** Data provided follows **

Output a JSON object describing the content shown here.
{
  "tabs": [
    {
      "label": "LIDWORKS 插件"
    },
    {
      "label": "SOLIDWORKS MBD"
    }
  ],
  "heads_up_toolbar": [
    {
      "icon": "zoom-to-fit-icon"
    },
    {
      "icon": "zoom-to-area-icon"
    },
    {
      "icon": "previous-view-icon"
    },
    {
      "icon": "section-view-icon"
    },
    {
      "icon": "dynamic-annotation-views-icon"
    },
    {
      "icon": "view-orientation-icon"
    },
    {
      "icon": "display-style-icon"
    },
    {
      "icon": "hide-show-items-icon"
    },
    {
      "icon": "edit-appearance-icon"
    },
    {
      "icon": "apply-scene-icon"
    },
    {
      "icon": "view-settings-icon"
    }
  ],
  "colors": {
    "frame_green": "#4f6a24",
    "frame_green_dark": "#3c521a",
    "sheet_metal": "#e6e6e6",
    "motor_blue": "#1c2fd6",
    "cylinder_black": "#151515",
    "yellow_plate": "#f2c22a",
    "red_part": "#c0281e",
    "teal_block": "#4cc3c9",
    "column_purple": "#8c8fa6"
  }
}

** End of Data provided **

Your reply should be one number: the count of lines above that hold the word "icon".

11